Fierce winds on Tuesday hampered crews struggling to clean up in the wake of a killer storm that sank at least 11 ships and split an oil tanker in two, spilling tonnes of petroleum in the waters between Ukraine and Russia.
Officials called the breakup of the tanker in the Kerch Strait an environmental disaster and warned that the 2,000 tonnes of spilled fuel oil, which has killed 30,000 birds according to some estimates, could cause long-lasting damage to marine life.
Leading Russian environmentalists, meanwhile, said the oil spill was triggered by years of official negligence that allowed oil transport ships to use outdated and inadequate equipment.
"It's a long-expected disaster," environmentalist Sergei Golubchikov told journalists in Moscow. "We could lose the Black Sea if we go on this way."
Russia has a lot riding on the health of the Black Sea. Russian President Vladimir Putin has pledged to spend US$12 billion on developing the port of Sochi as the site of the 2014 Winter Olympics.
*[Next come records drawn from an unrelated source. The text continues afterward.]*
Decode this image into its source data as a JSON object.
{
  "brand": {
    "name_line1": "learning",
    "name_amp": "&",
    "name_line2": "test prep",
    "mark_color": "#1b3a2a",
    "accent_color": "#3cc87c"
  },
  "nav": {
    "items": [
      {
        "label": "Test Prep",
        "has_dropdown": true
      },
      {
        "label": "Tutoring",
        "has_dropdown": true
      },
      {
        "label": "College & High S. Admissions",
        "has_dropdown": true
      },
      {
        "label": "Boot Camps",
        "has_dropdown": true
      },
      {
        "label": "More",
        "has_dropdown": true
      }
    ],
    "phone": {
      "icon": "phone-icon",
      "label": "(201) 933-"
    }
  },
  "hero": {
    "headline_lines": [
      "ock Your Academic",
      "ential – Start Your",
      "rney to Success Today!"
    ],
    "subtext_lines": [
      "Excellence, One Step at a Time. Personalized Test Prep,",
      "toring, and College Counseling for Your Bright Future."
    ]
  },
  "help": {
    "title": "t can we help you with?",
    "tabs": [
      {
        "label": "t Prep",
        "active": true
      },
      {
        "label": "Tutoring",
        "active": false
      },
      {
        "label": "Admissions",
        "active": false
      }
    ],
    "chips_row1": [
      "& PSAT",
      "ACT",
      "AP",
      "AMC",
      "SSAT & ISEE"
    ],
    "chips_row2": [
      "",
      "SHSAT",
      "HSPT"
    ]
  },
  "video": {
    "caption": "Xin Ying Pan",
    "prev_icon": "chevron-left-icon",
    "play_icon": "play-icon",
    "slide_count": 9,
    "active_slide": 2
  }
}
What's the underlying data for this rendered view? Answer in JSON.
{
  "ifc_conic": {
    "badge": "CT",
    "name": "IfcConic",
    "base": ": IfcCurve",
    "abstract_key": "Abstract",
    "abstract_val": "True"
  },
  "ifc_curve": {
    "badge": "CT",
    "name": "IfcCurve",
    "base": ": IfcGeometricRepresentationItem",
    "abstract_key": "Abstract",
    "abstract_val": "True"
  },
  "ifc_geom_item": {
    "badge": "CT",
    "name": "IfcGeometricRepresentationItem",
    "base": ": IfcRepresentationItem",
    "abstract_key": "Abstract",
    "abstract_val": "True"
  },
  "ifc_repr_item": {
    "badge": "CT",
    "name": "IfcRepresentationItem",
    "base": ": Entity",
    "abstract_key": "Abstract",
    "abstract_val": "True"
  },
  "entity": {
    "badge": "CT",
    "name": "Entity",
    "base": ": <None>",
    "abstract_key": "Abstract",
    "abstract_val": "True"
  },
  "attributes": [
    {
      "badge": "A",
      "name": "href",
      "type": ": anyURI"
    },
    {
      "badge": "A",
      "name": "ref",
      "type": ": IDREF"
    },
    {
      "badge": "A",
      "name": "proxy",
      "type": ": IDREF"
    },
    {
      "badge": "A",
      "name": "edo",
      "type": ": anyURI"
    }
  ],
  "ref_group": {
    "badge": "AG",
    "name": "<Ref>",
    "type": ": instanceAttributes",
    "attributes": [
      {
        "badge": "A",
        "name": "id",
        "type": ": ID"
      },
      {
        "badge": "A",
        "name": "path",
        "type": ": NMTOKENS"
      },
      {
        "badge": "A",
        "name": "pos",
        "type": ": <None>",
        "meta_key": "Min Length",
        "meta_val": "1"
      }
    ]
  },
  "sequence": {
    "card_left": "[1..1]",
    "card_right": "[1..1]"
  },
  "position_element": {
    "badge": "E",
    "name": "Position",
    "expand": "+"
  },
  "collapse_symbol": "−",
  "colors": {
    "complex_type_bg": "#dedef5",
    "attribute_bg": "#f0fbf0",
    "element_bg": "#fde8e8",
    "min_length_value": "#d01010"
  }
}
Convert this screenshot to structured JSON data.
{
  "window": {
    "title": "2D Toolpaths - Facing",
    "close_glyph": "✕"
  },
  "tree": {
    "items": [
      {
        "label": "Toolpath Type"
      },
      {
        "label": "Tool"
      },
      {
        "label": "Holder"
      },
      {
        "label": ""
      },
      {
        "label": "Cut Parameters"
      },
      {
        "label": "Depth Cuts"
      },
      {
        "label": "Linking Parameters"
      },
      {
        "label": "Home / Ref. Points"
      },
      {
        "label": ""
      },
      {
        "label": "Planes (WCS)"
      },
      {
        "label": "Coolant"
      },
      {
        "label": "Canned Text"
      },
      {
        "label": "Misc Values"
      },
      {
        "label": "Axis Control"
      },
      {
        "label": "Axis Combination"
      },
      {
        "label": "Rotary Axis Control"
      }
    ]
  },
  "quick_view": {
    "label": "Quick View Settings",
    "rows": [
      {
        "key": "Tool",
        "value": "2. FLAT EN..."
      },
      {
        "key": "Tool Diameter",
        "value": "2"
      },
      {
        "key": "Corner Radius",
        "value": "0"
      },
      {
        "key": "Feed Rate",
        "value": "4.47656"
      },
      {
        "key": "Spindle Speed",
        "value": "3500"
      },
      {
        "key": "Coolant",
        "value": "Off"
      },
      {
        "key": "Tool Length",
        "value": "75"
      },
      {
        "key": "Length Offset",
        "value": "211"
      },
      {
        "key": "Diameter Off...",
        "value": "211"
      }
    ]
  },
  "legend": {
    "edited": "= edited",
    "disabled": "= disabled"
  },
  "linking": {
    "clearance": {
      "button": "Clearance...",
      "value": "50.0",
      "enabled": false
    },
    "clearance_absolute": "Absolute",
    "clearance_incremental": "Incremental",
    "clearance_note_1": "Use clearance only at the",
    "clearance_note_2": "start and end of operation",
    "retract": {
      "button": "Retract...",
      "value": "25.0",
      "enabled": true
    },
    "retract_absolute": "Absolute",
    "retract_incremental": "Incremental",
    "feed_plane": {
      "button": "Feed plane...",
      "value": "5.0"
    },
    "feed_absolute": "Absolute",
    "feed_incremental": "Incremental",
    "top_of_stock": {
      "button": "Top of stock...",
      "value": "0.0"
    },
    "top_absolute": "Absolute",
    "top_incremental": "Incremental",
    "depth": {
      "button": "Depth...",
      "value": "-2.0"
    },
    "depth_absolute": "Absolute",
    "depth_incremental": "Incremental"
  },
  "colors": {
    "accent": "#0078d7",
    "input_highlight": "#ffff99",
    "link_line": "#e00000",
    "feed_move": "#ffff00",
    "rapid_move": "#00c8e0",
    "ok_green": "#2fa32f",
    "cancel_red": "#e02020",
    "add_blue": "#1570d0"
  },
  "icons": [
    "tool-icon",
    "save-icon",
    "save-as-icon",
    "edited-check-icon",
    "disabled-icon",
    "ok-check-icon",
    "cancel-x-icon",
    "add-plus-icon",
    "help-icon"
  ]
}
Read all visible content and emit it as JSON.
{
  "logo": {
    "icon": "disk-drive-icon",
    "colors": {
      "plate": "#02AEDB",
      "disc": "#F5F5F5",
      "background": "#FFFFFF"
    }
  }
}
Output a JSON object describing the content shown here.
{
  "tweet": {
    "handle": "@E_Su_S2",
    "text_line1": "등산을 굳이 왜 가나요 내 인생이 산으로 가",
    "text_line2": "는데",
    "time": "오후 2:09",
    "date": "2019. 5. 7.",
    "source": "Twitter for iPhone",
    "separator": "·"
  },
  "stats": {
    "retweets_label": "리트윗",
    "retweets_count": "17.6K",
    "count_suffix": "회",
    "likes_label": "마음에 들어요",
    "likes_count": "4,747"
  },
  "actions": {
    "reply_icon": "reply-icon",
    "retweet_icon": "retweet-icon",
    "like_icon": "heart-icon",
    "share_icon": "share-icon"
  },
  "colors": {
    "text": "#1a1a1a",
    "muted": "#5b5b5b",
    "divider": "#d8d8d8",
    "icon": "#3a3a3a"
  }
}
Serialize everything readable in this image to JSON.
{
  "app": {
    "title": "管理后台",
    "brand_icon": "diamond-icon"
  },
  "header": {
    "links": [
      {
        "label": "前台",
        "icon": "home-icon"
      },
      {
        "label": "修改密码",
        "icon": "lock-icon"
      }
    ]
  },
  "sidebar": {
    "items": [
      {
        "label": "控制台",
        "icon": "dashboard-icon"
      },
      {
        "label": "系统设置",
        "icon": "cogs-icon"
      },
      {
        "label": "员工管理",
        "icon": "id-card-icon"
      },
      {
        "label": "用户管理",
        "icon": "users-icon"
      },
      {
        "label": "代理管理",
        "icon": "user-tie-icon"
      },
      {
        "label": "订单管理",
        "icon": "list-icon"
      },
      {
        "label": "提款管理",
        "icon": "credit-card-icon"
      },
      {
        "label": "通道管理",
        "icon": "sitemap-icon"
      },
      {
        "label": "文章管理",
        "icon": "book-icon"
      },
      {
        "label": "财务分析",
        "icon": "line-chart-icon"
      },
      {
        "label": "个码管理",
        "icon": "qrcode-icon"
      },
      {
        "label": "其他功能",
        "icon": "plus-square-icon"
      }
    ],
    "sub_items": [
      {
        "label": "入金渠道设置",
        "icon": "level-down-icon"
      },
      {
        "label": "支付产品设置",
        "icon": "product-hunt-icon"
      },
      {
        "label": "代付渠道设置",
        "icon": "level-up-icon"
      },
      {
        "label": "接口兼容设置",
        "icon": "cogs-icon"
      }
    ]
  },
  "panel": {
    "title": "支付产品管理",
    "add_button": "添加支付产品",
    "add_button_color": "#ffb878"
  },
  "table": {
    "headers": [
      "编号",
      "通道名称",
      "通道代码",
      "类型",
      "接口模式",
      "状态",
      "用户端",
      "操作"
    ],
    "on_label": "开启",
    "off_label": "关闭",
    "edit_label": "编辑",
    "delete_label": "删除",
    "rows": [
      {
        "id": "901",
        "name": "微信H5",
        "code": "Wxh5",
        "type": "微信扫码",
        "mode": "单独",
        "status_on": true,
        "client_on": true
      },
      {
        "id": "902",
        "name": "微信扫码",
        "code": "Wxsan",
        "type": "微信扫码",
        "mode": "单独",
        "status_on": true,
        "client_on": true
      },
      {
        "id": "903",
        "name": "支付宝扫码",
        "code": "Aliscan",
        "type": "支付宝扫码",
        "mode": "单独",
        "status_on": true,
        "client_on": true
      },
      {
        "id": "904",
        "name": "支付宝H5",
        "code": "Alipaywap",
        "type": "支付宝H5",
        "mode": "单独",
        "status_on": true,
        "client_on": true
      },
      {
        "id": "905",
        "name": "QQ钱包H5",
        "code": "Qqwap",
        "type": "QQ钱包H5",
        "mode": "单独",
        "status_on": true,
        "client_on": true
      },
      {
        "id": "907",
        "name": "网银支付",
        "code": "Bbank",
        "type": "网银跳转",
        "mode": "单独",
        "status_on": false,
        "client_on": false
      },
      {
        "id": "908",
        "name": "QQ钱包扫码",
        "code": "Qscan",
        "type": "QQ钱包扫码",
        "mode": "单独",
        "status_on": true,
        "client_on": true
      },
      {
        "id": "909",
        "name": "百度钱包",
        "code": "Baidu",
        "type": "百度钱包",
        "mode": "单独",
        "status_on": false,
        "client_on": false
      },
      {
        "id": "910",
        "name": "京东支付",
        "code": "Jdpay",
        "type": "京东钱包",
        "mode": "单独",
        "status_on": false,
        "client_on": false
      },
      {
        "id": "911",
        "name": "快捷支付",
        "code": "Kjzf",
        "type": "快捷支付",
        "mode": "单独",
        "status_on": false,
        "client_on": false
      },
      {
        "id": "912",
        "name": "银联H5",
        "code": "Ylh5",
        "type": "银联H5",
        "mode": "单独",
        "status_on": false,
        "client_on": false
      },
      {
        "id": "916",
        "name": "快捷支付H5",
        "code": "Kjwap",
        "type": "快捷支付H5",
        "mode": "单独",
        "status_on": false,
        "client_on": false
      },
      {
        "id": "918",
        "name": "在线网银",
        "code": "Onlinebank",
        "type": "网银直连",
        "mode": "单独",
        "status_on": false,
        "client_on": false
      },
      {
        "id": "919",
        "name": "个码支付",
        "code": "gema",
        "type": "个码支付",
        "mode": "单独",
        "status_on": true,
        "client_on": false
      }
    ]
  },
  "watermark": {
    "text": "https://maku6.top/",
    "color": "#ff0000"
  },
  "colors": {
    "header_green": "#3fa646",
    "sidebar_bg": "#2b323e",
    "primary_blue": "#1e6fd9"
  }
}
The ships sank or ran aground in Sunday's gale, including the tanker that spilled the fuel and a freighter carrying sulfur, officials said. The bodies of three crew members from the freighter have been found, but five crewmen, are still missing, Emergency Situations Ministry spokesman Sergei Kozhemyaka said.
High winds have prevented salvage teams from launching an effort to sweep the oil off the water's surface, officials said, allowing patches of the slick residue to drift to the seabed, where it could linger for years.
Yelena Vavila, an expert with the regional environmental monitoring agency, warned about "increased concentration of oil in the water for at least five years."
The most important task now is to build a dam to prevent the slick from floating into the Sea of Azov, said Oleg Mitvol, deputy head of the Russian state environmental safety watchdog Rosprirodnadzor.
"We have a real chance to save the ecosystem of the Sea of Azov," he said.
However, Russia and Ukraine have a long-running argument over which country controls what parts of the waterway.
Russian Prime Minister Viktor Zubkov said that most of the oil could be cleaned off the shoreline within three weeks.